John Romanishin, a research scientist in MIT’s Computer Science and Artificial Intelligence Laboratory (CSAIL), along with his former robotics professor, Daniela Rus, and postdoc Kyle Gilpin, will be presenting a paper at the IEEE/RSJ International Conference on Intelligent Robots and Systems describing their new self-assembling robots.
The robots, known as M-Blocks, are shaped like cubes that have no external moving parts. However, they have the ability to climb, jump, and roll. They can even move while they are suspended upside down from metallic surfaces.
Each M-Block is composed of a flywheel that can reach speeds of 20,000 revolutions per minute. When the flywheel comes to a halt, momentum is produced, allowing the cube to move.
The M-Blocks are also equipped with tiny magnets that let them attach to one another. They have two cylindrical magnets on each edge that are mounted like rolling pins, and when the M-Blocks get near one another, the magnets rotate so that the north poles align with the south poles. This allows the cubes to attach no matter which sides are facing each other.
“It’s one of these things that the [modular-robotics] community has been trying to do for a long time,” says Rus, a professor of electrical engineering and computer science and director of CSAIL. “We just needed a creative insight and somebody who was passionate enough to keep coming at it — despite being discouraged.”

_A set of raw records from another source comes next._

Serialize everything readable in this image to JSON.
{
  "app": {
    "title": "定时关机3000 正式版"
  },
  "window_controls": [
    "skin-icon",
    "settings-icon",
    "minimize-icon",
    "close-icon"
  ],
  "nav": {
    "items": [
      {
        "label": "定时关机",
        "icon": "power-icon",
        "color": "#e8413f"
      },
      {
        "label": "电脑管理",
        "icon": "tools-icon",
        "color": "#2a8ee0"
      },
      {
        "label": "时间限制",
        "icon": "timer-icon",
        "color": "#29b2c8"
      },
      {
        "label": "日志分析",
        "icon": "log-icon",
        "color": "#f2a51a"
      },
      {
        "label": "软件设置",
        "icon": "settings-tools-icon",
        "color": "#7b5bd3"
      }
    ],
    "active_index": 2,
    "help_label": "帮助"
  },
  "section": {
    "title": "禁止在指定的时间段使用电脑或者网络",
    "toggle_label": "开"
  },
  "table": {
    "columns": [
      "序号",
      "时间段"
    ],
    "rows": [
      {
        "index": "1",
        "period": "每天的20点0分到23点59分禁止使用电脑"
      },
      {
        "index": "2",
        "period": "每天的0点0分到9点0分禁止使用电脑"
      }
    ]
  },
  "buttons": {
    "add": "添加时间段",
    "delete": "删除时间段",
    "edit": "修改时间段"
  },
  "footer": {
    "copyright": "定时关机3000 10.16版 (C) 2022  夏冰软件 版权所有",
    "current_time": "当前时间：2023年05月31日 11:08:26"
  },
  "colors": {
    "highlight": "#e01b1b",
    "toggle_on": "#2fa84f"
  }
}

Kyle Gilpin said that existing modular robot systems are “statically stable.” This means that their motion can be paused at any point and they will stay exactly where they are. In order to get where they are today, the researchers at MIT had to give up on that idea and find something new.
“There’s a point in time when the cube is essentially flying through the air,” Gilpin says. “And you are depending on the magnets to bring it into alignment when it lands. That’s something that’s totally unique to this system.”
The researchers believe that eventually these cubes could contain lights, cameras, or other equipment to transport. Right now they’re building 100 cubes that will be able to move in any direction and are guided by algorithms.
“We want hundreds of cubes, scattered randomly across the floor, to be able to identify each other, coalesce, and autonomously transform into a chair, or a ladder, or a desk, on demand,” Romanishin says.